Any subversion of human rights commitments is totally unacceptable.

We have serious concerns about this disturbing bill.

The Bill would grant impunity to perpetrators of torture. This is shocking, and would breach the UK's obligations under multiple international treaties to investigate and prosecute acts of torture no matter how long ago they occurred.

This legislation violates commitments in the UN Convention against Torture, the Geneva Convention and the Human Rights Act. It is yet another sign that this Government is determined to undermine the UK's human rights standards from those of its closest neighbours in the EU.

Liberal Democrats have tabled an amendment that would remove the Government's provision in the Bill for exemption from the European Convention on Human Rights in overseas operations.

Despite the Government's claims, this Bill will do nothing to help UK forces.

The Bill reduces the rights of service personnel, including the right to seek personal injury or human rights damages after six years will only benefit the Ministry of Defence. By far the largest proportion of claims against the Ministry of Defence from 2014 to 2019 were brought by service personnel seeking compensation for harms suffered during active service.

We have tabled a series of amendments to the Bill to ensure that service personnel can continue to bring civil claims forward.

But at its heart, this Bill questions our morality as a nation.

Liberal Democrats have long been vocal campaigners against torture.

This Bill questions our morality as a nation.

We led the campaign for a torture inquiry into the Iraq War. We continue to champion human rights in the UK and internationally.

We are clear that this Bill must be amended so that 'torture' is included alongside 'sexual offences' as human rights violations that can still be prosecuted. And why do the MPs backing this bill believe it is necessary to put a five year limit on prosecuting people involved in acts of torture or war crimes? Some victims will not be physically able to bring cases in this time due to being detained, for example.

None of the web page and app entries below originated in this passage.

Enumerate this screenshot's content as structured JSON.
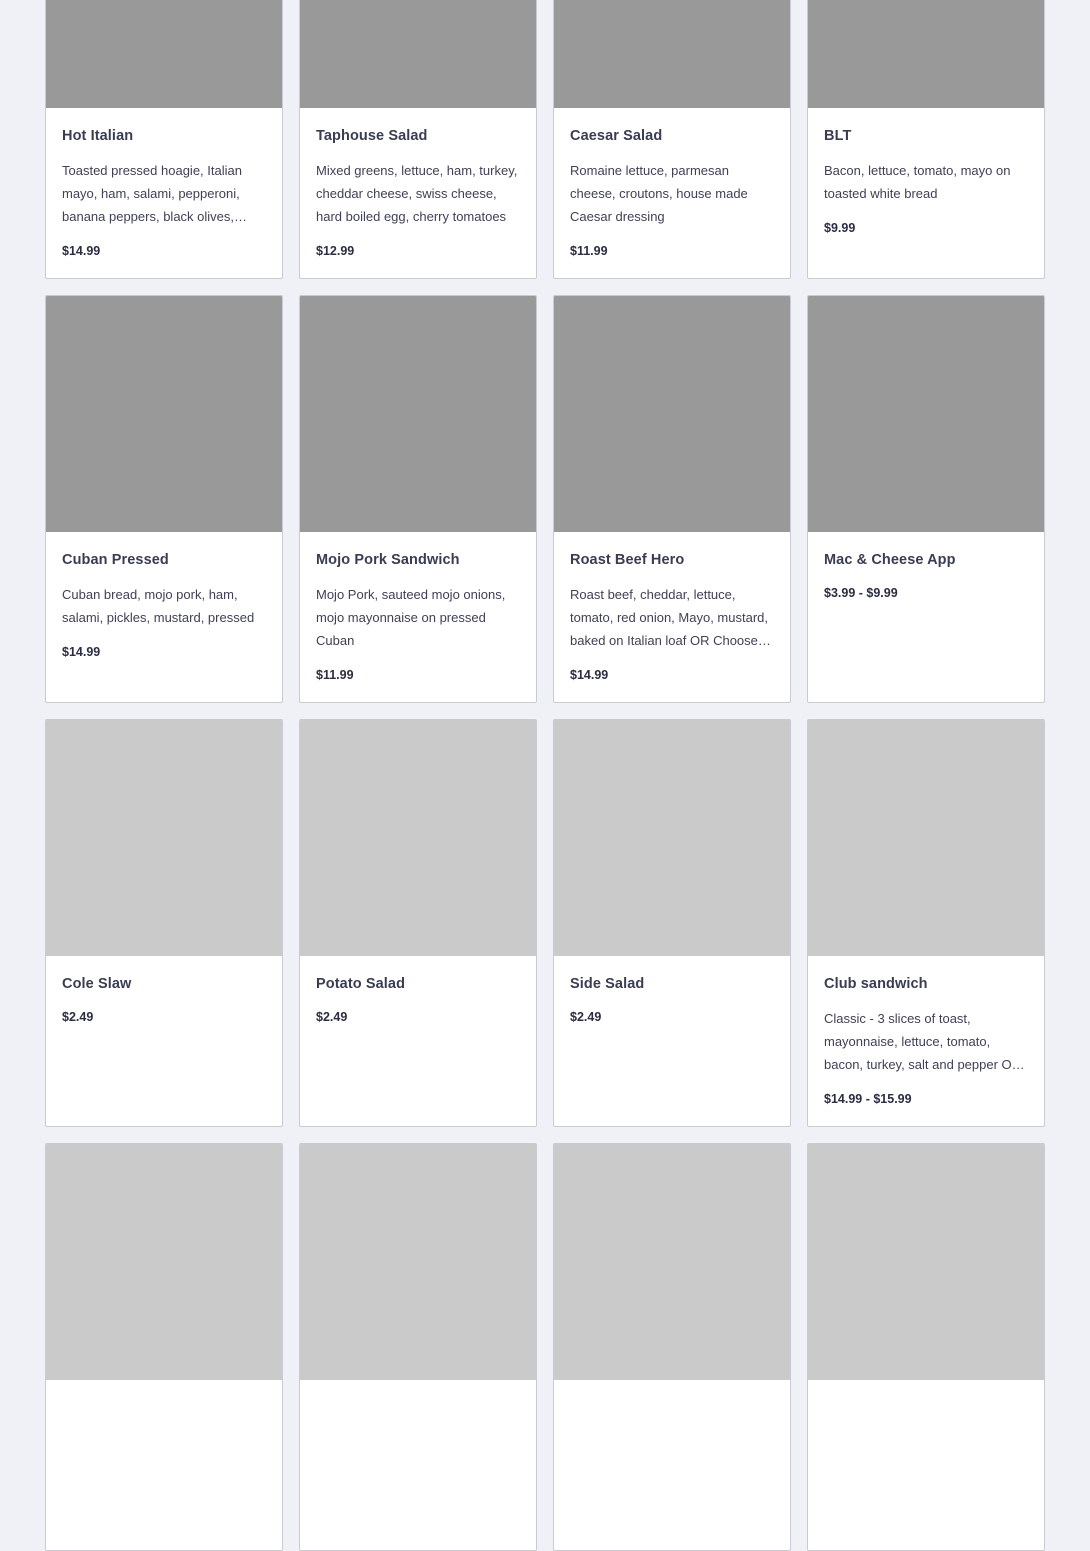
{
  "menu": {
    "items": [
      {
        "title": "Hot Italian",
        "description": "Toasted pressed hoagie, Italian mayo, ham, salami, pepperoni, banana peppers, black olives, provolone",
        "price": "$14.99",
        "image": "dark"
      },
      {
        "title": "Taphouse Salad",
        "description": "Mixed greens, lettuce, ham, turkey, cheddar cheese, swiss cheese, hard boiled egg, cherry tomatoes",
        "price": "$12.99",
        "image": "dark"
      },
      {
        "title": "Caesar Salad",
        "description": "Romaine lettuce, parmesan cheese, croutons, house made Caesar dressing",
        "price": "$11.99",
        "image": "dark"
      },
      {
        "title": "BLT",
        "description": "Bacon, lettuce, tomato, mayo on toasted white bread",
        "price": "$9.99",
        "image": "dark"
      },
      {
        "title": "Cuban Pressed",
        "description": "Cuban bread, mojo pork, ham, salami, pickles, mustard, pressed",
        "price": "$14.99",
        "image": "dark"
      },
      {
        "title": "Mojo Pork Sandwich",
        "description": "Mojo Pork, sauteed mojo onions, mojo mayonnaise on pressed Cuban",
        "price": "$11.99",
        "image": "dark"
      },
      {
        "title": "Roast Beef Hero",
        "description": "Roast beef, cheddar, lettuce, tomato, red onion, Mayo, mustard, baked on Italian loaf OR Choose a wrap",
        "price": "$14.99",
        "image": "dark"
      },
      {
        "title": "Mac & Cheese App",
        "description": "",
        "price": "$3.99 - $9.99",
        "image": "dark"
      },
      {
        "title": "Cole Slaw",
        "description": "",
        "price": "$2.49",
        "image": "light"
      },
      {
        "title": "Potato Salad",
        "description": "",
        "price": "$2.49",
        "image": "light"
      },
      {
        "title": "Side Salad",
        "description": "",
        "price": "$2.49",
        "image": "light"
      },
      {
        "title": "Club sandwich",
        "description": "Classic - 3 slices of toast, mayonnaise, lettuce, tomato, bacon, turkey, salt and pepper OR wrap",
        "price": "$14.99 - $15.99",
        "image": "light"
      },
      {
        "title": "",
        "description": "",
        "price": "",
        "image": "light"
      },
      {
        "title": "",
        "description": "",
        "price": "",
        "image": "light"
      },
      {
        "title": "",
        "description": "",
        "price": "",
        "image": "light"
      },
      {
        "title": "",
        "description": "",
        "price": "",
        "image": "light"
      }
    ]
  }
}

We are signatories to cross-party amendments that oppose its deeply problematic provisions on presumption against prosecution, and the five-year limit on torture, war crimes and crimes against humanity. Survivors of torture and their loved ones must have access to justice.